25 kids participated in these three Alaska Way of Life 4H clubs over the summer with ages ranging from 5 to 12. These clubs were a great way to get outdoors and understand more about the amazing wilderness we live in. Look for more Alaska Way of Life 4H programs in the future! For more information or to sign up for 4H email firstname.lastname@example.org
Enjoy photos from the summer programs! For the full album, visit our facebook page.
The juvenile salmon behind the curved glass of the newest aquarium installation at the Sitka Sound Science Center are a pretty dour crowd. Their grey lips curl down in fishy frowns, or pucker around their next microscopic meal. But one doesn’t need to look far to find a smiling face in this fish tank. A large bubble of glass is built into the bottom of the salmon’s tank, allowing visitors to crawl under the aquarium and look up into the tank, smiling widely as they view the world from a salmon’s underwater perspective.
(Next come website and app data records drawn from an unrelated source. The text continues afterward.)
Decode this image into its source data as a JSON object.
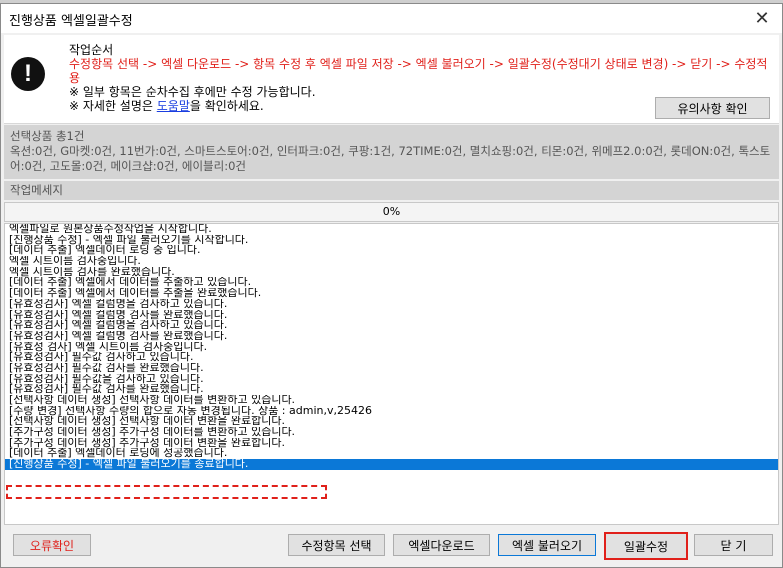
{
  "window": {
    "title": "진행상품 엑셀일괄수정",
    "close_label": "✕"
  },
  "instructions": {
    "heading": "작업순서",
    "steps": "수정항목 선택 -> 엑셀 다운로드 -> 항목 수정 후 엑셀 파일 저장 -> 엑셀 불러오기 -> 일괄수정(수정대기 상태로 변경) -> 닫기 -> 수정적용",
    "note1": "※ 일부 항목은 순차수집 후에만 수정 가능합니다.",
    "note2_prefix": "※ 자세한 설명은 ",
    "note2_link": "도움말",
    "note2_suffix": "을 확인하세요.",
    "caution_button": "유의사항 확인"
  },
  "summary": {
    "title": "선택상품 총1건",
    "detail": "옥션:0건, G마켓:0건, 11번가:0건, 스마트스토어:0건, 인터파크:0건, 쿠팡:1건, 72TIME:0건, 멸치쇼핑:0건, 티몬:0건, 위메프2.0:0건, 롯데ON:0건, 톡스토어:0건, 고도몰:0건, 메이크샵:0건, 에이블리:0건"
  },
  "messages": {
    "header": "작업메세지",
    "progress_text": "0%",
    "progress_value": 0,
    "lines": [
      "엑셀파일로 원본상품수정작업을 시작합니다.",
      "[진행상품 수정] - 엑셀 파일 불러오기를 시작합니다.",
      "[데이터 추출] 엑셀데이터 로딩 중 입니다.",
      "엑셀 시트이름 검사중입니다.",
      "엑셀 시트이름 검사를 완료했습니다.",
      "[데이터 추출] 엑셀에서 데이터를 추출하고 있습니다.",
      "[데이터 추출] 엑셀에서 데이터를 추출을 완료했습니다.",
      "[유효성검사] 엑셀 컬럼명을 검사하고 있습니다.",
      "[유효성검사] 엑셀 컬럼명 검사를 완료했습니다.",
      "[유효성검사] 엑셀 컬럼명을 검사하고 있습니다.",
      "[유효성검사] 엑셀 컬럼명 검사를 완료했습니다.",
      "[유효성 검사] 엑셀 시트이름 검사중입니다.",
      "[유효성검사] 필수값 검사하고 있습니다.",
      "[유효성검사] 필수값 검사를 완료했습니다.",
      "[유효성검사] 필수값을 검사하고 있습니다.",
      "[유효성검사] 필수값 검사를 완료했습니다.",
      "[선택사항 데이터 생성] 선택사항 데이터를 변환하고 있습니다.",
      "[수량 변경] 선택사항 수량의 합으로 자동 변경됩니다. 상품 : admin,v,25426",
      "[선택사항 데이터 생성] 선택사항 데이터 변환을 완료합니다.",
      "[추가구성 데이터 생성] 추가구성 데이터를 변환하고 있습니다.",
      "[추가구성 데이터 생성] 추가구성 데이터 변환을 완료합니다.",
      "[데이터 추출] 엑셀데이터 로딩에 성공했습니다.",
      "[진행상품 수정] - 엑셀 파일 불러오기를 종료합니다."
    ]
  },
  "buttons": {
    "error_check": "오류확인",
    "select_items": "수정항목 선택",
    "excel_download": "엑셀다운로드",
    "excel_load": "엑셀 불러오기",
    "bulk_edit": "일괄수정",
    "close": "닫 기"
  },
  "colors": {
    "accent_red": "#e0201a",
    "selection_blue": "#0b78d7",
    "link_blue": "#1a3ee0"
  }
}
This interactive aquarium is part of a larger exhibit called “The Salmon Connection” that opened last week at the Science Center. The new display includes the salmon tank, educational artwork by Ketchikan artist Ray Troll, and a Salmon Olympics competition. The exhibit is the result of a partnership between the Science Center and the University of Washington School of Aquatic and Fisheries Science. It was funded by a grant from the National Science Foundation that supports projects and organizations who communicate research to a public audience. The display highlights the work of UW researchers currently studying how a range of habitat variety in salmon streams can lead to healthier, stronger salmon populations, which in turn lead to healthier coastal communities. Science Center Director Lisa Busch says that the goal of the new display is to draw an ecological and educational connection between the Center’s traditional exhibits focused on intertidal and marine environments, and its work running the Sheldon Jackson Salmon Hatchery. The exhibit will also include a video, under production, and a new game designed by Ray Troll that will be unveiled at Sitka’s Whalefest celebration in the fall.
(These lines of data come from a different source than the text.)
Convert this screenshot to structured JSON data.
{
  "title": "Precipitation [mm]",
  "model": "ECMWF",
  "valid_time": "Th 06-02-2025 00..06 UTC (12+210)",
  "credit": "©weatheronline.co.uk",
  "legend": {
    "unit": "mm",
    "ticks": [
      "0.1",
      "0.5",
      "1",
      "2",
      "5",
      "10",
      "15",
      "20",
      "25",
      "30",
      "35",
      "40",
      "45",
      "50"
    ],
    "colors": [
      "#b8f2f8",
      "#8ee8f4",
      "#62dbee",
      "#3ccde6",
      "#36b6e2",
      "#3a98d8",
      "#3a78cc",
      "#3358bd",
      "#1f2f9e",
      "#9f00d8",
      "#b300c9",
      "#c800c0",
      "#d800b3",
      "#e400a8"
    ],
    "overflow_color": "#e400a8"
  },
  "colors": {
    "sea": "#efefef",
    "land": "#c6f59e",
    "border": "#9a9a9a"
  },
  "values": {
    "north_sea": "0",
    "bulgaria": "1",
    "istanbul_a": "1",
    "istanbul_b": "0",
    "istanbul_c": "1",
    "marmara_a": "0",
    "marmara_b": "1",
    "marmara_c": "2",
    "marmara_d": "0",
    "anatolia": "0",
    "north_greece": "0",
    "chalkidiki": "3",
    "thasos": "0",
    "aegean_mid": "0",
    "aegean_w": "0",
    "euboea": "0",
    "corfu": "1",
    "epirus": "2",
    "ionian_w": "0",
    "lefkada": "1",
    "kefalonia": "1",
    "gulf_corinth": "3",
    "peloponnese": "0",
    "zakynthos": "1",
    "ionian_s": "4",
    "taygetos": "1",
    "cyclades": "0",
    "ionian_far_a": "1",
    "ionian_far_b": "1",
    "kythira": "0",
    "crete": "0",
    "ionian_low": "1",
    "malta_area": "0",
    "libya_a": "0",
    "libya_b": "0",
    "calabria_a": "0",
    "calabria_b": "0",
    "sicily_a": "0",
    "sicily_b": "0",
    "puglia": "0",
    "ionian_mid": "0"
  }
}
At the gala opening of the Salmon Connections exhibit, the aquarium’s main room was crowded with visitors. Adults and toddlers alike slurped rootbeer floats and poked at the huge colorful starfish in the touch tanks. Locals and tourists mingled, examining the cleverly drawn interpretative signs and Ray Troll’s beautiful painted mural on the back wall. Outside, competition was fierce as several dozen kids raced to perform “egg-takes,” netting “female” water balloons out of holding bins, then transporting their slippery load across the yard to slice the balloons open and collect the precious “eggs” (pinto beans) that lay within. At the end of a frantic, wet 15 minutes, there didn’t seem to be a clear winner, but everyone was having a great time.
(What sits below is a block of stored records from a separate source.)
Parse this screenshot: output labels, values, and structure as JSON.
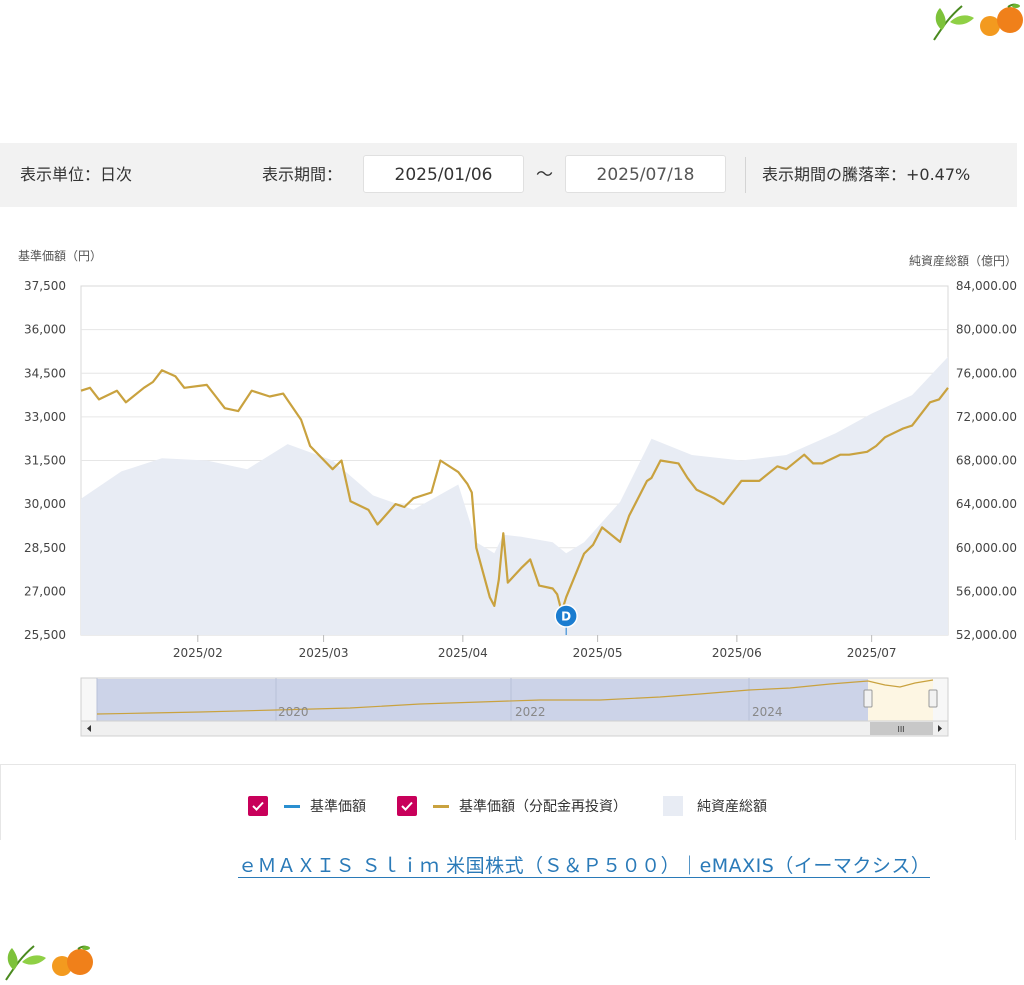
{
  "controls": {
    "unit_label": "表示単位：日次",
    "period_label": "表示期間：",
    "start_date": "2025/01/06",
    "tilde": "〜",
    "end_date": "2025/07/18",
    "change_label": "表示期間の騰落率：+0.47%"
  },
  "chart_data": {
    "type": "line",
    "y_left_label": "基準価額（円）",
    "y_right_label": "純資産総額（億円）",
    "y_left_ticks": [
      "37,500",
      "36,000",
      "34,500",
      "33,000",
      "31,500",
      "30,000",
      "28,500",
      "27,000",
      "25,500"
    ],
    "y_right_ticks": [
      "84,000.00",
      "80,000.00",
      "76,000.00",
      "72,000.00",
      "68,000.00",
      "64,000.00",
      "60,000.00",
      "56,000.00",
      "52,000.00"
    ],
    "x_ticks": [
      "2025/02",
      "2025/03",
      "2025/04",
      "2025/05",
      "2025/06",
      "2025/07"
    ],
    "ylim_left": [
      25500,
      37500
    ],
    "ylim_right": [
      52000,
      84000
    ],
    "marker_label": "D",
    "marker_date": "2025/04/24",
    "series": [
      {
        "name": "基準価額（分配金再投資）",
        "color": "#c9a23f",
        "x": [
          "2025/01/06",
          "2025/01/08",
          "2025/01/10",
          "2025/01/14",
          "2025/01/16",
          "2025/01/20",
          "2025/01/22",
          "2025/01/24",
          "2025/01/27",
          "2025/01/29",
          "2025/02/03",
          "2025/02/05",
          "2025/02/07",
          "2025/02/10",
          "2025/02/13",
          "2025/02/17",
          "2025/02/20",
          "2025/02/24",
          "2025/02/26",
          "2025/03/03",
          "2025/03/05",
          "2025/03/07",
          "2025/03/11",
          "2025/03/13",
          "2025/03/17",
          "2025/03/19",
          "2025/03/21",
          "2025/03/25",
          "2025/03/27",
          "2025/03/31",
          "2025/04/02",
          "2025/04/03",
          "2025/04/04",
          "2025/04/07",
          "2025/04/08",
          "2025/04/09",
          "2025/04/10",
          "2025/04/11",
          "2025/04/14",
          "2025/04/16",
          "2025/04/18",
          "2025/04/21",
          "2025/04/22",
          "2025/04/23",
          "2025/04/24",
          "2025/04/28",
          "2025/04/30",
          "2025/05/02",
          "2025/05/06",
          "2025/05/08",
          "2025/05/12",
          "2025/05/13",
          "2025/05/15",
          "2025/05/19",
          "2025/05/21",
          "2025/05/23",
          "2025/05/27",
          "2025/05/29",
          "2025/06/02",
          "2025/06/04",
          "2025/06/06",
          "2025/06/10",
          "2025/06/12",
          "2025/06/16",
          "2025/06/18",
          "2025/06/20",
          "2025/06/24",
          "2025/06/26",
          "2025/06/30",
          "2025/07/02",
          "2025/07/04",
          "2025/07/08",
          "2025/07/10",
          "2025/07/14",
          "2025/07/16",
          "2025/07/18"
        ],
        "values": [
          33900,
          34000,
          33600,
          33900,
          33500,
          34000,
          34200,
          34600,
          34400,
          34000,
          34100,
          33700,
          33300,
          33200,
          33900,
          33700,
          33800,
          32900,
          32000,
          31200,
          31500,
          30100,
          29800,
          29300,
          30000,
          29900,
          30200,
          30400,
          31500,
          31100,
          30700,
          30400,
          28500,
          26800,
          26500,
          27400,
          29000,
          27300,
          27800,
          28100,
          27200,
          27100,
          26900,
          26300,
          26800,
          28300,
          28600,
          29200,
          28700,
          29600,
          30800,
          30900,
          31500,
          31400,
          30900,
          30500,
          30200,
          30000,
          30800,
          30800,
          30800,
          31300,
          31200,
          31700,
          31400,
          31400,
          31700,
          31700,
          31800,
          32000,
          32300,
          32600,
          32700,
          33500,
          33600,
          34000
        ]
      },
      {
        "name": "純資産総額",
        "color": "#e8ecf4",
        "x": [
          "2025/01/06",
          "2025/01/15",
          "2025/01/24",
          "2025/02/03",
          "2025/02/12",
          "2025/02/21",
          "2025/03/03",
          "2025/03/12",
          "2025/03/21",
          "2025/03/31",
          "2025/04/04",
          "2025/04/08",
          "2025/04/10",
          "2025/04/14",
          "2025/04/21",
          "2025/04/24",
          "2025/04/28",
          "2025/05/06",
          "2025/05/13",
          "2025/05/22",
          "2025/06/02",
          "2025/06/12",
          "2025/06/23",
          "2025/07/01",
          "2025/07/10",
          "2025/07/18"
        ],
        "values": [
          64500,
          67000,
          68200,
          68000,
          67200,
          69500,
          68000,
          64800,
          63500,
          65800,
          60500,
          59500,
          61200,
          61000,
          60500,
          59500,
          60500,
          64200,
          70000,
          68500,
          68000,
          68500,
          70500,
          72300,
          74000,
          77500
        ]
      }
    ]
  },
  "navigator": {
    "year_labels": [
      "2020",
      "2022",
      "2024"
    ],
    "handle_glyph": "III"
  },
  "legend": {
    "items": [
      {
        "label": "基準価額",
        "color": "#2a8fd0"
      },
      {
        "label": "基準価額（分配金再投資）",
        "color": "#c9a23f"
      },
      {
        "label": "純資産総額",
        "color": "#e8ecf4"
      }
    ]
  },
  "link": {
    "text": "ｅＭＡＸＩＳ Ｓｌｉｍ 米国株式（Ｓ＆Ｐ５００）｜eMAXIS（イーマクシス）"
  }
}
Amidst all the bustle, I was drawn back inside to stand in front of Ray Troll’s mural, which depicts the huge variety of rainforest flora, fauna, and fishermen that rely on Southeast Alaska’s salmon runs. An illustrated salmon lifecycle chart frames the entire piece, encompassing the bears and gulls, trees and fisherfolk in a perpetual circle of death and renewal. The title arches across the top: “A Wild, Salmon-Centric World.” It seems a fitting label for both the mural, and the Science Center itself.